Risk factors of vulval cancer

The cause of vulval cancer is unknown, but there are some risk factors that can increase a woman’s chance of developing it:

  • Age – about 8 out of 10 women who are diagnosed with vulval cancer are over the age of 60.
  • Vulval skin conditions – women with non-cancerous skin conditions such as vulval lichen sclerosus and vulval lichen planus have a higher risk of developing vulval cancer.
  • Human papilloma virus (HPV) – this is a common infection, usually passed between people during sex. Some types of HPV are linked to vulval cancer. Most women with HPV don’t develop any problems and their immune system quickly fights the virus.
  • Vulval intraepithelial neoplasia (VIN) – this is a pre-cancerous condition that occurs in the skin of the vulva. Sometimes VIN can develop into vulval cancer.
  • Paget’s disease of the vulva – this is a rare skin condition. In some women, cancer is found under the skin which is affected by Paget’s disease
  • Smoking – the risk of developing VIN and vulval cancer increases if you smoke.

Causes and risk factors of vulval cancer

The exact causes of vulval cancer are unknown. There are some risk factors that can increase a woman’s chances of developing it.


Age

The risk of developing vulval cancer increases with age. About 8 out of 10 women who are diagnosed with vulval cancer (80%) are over the age of 60. Vulval cancer in older women is usually linked to a skin condition called lichen sclerosus.

Vulval cancer is becoming more common in younger women, where it’s often linked to human papillomavirus infection (HPV).


Vulval skin conditions

Women who have non-cancerous skin conditions of the vulva, such as vulval lichen sclerosus or vulval lichen planus, have a higher risk of developing vulval cancer. About 3–5 out of every 100 women who have lichen sclerosus (3–5%) develop vulval cancer. It’s thought that over a long period of time the inflammation caused by these skin conditions increases the risk of cancer developing.

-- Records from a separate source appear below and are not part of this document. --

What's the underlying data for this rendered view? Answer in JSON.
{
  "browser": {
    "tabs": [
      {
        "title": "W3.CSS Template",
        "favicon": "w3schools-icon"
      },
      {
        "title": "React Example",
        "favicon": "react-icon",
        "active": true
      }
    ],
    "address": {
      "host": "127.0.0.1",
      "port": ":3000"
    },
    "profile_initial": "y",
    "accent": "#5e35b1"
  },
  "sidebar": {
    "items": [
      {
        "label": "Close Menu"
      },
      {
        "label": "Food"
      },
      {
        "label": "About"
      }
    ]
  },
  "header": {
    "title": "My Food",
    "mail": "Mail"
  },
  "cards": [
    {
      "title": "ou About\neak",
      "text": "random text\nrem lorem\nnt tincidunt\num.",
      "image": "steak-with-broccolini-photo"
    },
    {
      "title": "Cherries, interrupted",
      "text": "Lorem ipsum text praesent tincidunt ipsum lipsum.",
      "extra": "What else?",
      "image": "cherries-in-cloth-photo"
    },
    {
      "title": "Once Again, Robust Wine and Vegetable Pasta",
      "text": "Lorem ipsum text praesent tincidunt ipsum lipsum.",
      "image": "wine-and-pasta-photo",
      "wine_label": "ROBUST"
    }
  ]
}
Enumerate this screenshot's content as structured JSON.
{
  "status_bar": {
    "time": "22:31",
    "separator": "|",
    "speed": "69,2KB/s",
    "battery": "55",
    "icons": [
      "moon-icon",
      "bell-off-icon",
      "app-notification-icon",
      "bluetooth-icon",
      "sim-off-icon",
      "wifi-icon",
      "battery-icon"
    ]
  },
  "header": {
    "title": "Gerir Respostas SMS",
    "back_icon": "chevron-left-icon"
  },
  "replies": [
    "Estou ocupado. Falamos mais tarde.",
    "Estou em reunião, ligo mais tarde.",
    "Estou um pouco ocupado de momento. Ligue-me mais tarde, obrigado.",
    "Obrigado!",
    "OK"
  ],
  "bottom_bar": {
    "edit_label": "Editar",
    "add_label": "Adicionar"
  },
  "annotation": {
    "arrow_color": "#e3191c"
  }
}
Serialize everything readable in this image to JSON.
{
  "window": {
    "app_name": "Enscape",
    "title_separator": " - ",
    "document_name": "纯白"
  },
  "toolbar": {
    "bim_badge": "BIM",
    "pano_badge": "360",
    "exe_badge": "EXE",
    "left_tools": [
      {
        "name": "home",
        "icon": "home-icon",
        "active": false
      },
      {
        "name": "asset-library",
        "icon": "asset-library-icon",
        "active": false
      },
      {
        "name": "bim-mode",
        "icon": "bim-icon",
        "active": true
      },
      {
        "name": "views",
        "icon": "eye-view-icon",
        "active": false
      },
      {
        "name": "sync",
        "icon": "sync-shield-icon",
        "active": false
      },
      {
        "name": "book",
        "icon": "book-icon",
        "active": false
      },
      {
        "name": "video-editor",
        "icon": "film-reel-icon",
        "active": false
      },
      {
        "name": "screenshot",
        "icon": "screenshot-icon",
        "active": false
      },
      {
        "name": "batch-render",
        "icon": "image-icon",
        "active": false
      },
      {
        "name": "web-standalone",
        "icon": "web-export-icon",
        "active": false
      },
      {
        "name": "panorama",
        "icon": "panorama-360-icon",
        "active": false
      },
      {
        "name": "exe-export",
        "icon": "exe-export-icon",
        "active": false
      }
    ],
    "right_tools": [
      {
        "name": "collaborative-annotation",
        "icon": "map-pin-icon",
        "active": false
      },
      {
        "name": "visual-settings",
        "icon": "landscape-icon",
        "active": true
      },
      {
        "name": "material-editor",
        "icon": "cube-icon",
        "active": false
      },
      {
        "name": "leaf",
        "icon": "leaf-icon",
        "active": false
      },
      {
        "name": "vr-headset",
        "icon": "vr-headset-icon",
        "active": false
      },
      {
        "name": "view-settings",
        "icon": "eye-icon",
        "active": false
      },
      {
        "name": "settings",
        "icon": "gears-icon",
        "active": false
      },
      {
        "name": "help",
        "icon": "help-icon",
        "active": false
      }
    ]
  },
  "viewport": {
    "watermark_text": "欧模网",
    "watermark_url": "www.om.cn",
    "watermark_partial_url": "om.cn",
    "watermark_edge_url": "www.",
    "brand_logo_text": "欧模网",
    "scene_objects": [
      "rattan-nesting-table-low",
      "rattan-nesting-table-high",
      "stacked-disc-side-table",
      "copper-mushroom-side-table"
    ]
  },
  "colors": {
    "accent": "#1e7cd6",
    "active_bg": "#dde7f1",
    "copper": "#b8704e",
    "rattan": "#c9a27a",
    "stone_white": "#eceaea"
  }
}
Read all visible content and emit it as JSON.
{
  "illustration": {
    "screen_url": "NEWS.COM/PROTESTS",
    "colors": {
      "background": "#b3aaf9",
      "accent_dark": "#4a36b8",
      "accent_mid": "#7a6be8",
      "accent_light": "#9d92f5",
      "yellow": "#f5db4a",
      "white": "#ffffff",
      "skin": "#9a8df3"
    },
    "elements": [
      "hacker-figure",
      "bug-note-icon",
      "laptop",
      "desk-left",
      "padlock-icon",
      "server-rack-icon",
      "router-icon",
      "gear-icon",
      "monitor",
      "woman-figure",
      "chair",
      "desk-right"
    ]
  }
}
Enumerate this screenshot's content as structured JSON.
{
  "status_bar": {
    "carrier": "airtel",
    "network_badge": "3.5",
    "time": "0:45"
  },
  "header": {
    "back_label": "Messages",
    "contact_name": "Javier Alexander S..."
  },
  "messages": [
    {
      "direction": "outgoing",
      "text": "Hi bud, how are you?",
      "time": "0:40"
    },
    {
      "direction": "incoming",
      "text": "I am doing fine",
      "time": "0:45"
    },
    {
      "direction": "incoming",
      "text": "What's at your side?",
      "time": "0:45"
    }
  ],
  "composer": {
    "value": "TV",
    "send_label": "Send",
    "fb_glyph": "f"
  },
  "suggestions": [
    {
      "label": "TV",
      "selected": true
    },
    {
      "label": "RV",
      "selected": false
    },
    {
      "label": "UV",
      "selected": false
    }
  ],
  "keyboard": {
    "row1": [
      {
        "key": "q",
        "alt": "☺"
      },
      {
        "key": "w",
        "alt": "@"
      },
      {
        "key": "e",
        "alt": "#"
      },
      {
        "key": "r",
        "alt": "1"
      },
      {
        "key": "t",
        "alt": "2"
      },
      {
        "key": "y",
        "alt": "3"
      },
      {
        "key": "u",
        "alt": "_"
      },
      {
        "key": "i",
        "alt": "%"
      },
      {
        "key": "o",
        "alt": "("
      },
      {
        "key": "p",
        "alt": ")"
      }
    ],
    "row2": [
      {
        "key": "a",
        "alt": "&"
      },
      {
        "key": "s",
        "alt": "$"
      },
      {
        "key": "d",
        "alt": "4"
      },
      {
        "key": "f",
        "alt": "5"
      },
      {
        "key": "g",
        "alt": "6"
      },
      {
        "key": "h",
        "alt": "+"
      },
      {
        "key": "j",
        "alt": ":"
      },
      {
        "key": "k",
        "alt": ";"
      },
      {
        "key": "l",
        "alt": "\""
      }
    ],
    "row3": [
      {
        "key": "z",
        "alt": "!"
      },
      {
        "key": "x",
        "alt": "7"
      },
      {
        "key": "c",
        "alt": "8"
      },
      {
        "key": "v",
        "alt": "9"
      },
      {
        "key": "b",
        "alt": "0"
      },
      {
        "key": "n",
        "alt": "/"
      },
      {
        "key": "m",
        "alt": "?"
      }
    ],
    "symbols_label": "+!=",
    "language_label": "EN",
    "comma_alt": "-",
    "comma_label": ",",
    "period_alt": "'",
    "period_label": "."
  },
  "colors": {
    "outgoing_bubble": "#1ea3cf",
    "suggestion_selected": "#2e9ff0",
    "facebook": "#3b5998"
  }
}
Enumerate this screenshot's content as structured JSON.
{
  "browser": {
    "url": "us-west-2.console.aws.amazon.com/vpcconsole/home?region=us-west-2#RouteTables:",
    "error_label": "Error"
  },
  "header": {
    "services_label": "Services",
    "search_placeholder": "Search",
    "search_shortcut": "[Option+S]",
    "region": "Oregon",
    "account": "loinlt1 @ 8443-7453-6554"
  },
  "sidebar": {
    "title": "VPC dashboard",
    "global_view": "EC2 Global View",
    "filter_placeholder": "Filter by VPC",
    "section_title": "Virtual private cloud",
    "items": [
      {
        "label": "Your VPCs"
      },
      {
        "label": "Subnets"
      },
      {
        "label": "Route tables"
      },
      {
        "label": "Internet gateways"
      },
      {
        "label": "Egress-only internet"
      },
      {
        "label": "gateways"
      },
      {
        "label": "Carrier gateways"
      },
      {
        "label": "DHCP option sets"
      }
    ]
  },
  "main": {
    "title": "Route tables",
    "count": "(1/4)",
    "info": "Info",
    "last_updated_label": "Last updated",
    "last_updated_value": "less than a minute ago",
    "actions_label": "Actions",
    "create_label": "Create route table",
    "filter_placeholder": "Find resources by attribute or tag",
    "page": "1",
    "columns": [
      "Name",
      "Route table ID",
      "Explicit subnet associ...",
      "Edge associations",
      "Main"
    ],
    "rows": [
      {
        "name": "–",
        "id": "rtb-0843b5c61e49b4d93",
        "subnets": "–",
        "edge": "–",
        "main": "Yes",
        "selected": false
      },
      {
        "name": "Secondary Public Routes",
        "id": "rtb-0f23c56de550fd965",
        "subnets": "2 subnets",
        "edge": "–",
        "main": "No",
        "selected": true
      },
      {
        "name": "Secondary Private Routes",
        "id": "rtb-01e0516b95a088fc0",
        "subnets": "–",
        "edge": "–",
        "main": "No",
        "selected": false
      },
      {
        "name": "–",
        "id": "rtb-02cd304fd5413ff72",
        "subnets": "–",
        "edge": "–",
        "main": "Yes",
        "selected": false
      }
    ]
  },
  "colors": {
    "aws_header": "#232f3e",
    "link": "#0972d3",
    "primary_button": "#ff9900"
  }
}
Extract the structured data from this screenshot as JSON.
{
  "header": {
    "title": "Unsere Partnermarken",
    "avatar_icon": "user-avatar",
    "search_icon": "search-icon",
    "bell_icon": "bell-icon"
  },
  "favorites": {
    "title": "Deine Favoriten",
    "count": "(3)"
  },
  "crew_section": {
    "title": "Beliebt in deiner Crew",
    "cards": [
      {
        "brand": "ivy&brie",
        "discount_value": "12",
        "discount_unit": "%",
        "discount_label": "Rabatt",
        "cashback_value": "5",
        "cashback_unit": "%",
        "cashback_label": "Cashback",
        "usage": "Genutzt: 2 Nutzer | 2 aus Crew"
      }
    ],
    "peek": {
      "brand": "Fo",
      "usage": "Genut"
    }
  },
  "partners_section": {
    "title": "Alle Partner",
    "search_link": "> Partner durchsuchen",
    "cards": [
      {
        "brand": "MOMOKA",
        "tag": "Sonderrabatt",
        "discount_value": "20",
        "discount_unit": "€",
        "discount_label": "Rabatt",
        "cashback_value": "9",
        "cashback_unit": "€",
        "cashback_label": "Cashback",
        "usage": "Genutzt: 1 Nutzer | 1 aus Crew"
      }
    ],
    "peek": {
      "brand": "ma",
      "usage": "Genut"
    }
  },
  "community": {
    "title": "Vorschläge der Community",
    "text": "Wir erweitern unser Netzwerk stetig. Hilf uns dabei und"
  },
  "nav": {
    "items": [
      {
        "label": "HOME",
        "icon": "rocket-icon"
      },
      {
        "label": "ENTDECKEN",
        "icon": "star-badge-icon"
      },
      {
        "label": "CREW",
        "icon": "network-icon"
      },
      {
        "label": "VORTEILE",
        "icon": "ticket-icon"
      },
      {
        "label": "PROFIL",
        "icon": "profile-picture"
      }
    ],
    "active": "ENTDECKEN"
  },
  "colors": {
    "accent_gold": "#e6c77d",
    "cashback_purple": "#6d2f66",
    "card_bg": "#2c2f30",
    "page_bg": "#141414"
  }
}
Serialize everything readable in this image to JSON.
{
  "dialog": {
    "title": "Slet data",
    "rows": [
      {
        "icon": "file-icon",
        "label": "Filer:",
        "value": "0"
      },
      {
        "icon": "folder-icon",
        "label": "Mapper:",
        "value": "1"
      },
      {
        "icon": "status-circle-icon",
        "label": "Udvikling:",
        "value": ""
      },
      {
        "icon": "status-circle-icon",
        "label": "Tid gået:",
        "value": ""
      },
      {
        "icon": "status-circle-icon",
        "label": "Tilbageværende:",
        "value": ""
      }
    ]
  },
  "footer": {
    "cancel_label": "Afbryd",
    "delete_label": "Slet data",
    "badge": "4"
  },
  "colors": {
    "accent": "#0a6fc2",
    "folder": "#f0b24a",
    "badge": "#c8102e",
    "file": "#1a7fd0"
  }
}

Human papillomavirus (HPV)

HPV is a very common infection. It is usually passed between people during sex. There are many different types of HPV, and each has a number. Some types (particularly 16, 18 and 31) are linked to vulval cancer and pre-cancerous changes called VIN.

Most women with HPV infection don’t have any problems, as their immune system quickly gets rid of the virus. But in a few women, the virus stays and may cause abnormal changes in the skin of the vulva, and sometimes vulval cancer.

A vaccination against HPV is offered to girls aged 12–13 in the UK. This protects against HPV types 16 and 18.

It may take several years to see whether this vaccination reduces the number of vulval cancers. This is because vulval cancers can take a long time to develop.


Vulval intraepithelial neoplasia (VIN)

This is a pre-cancerous condition that can occur in the skin of the vulva. In some women, VIN develops into vulval cancer. There are two types of VIN:

VIN usual type

This type is linked to HPV infection and mainly affects younger women under 50.

VIN differentiated

This type of VIN is linked to lichen sclerosus and more commonly affects women over 50.


Paget’s disease of the vulva

This condition causes abnormal changes in the cells that cover the skin of the vulva. It’s rare and usually only affects women who’ve been through the menopause. In a small number of women with Paget’s disease of the vulva, cancer is found underneath the area.


Smoking

Smoking increases the risk of developing both VIN and vulval cancer. The longer a woman smokes for and the more cigarettes she smokes, the greater the risk. Smoking makes the immune system less effective and less able to get rid of the HPV virus.

This may be one reason why it increases the risk of vulval cancer. If you are a smoker and want to stop, the section Giving up smoking has tips and advice.


Back to Potential causes of vulva cancer

Human papilloma virus (HPV)

Human papilloma virus (or HPV) is a common infection. Some types of HPV can increase the risk of developing cancer.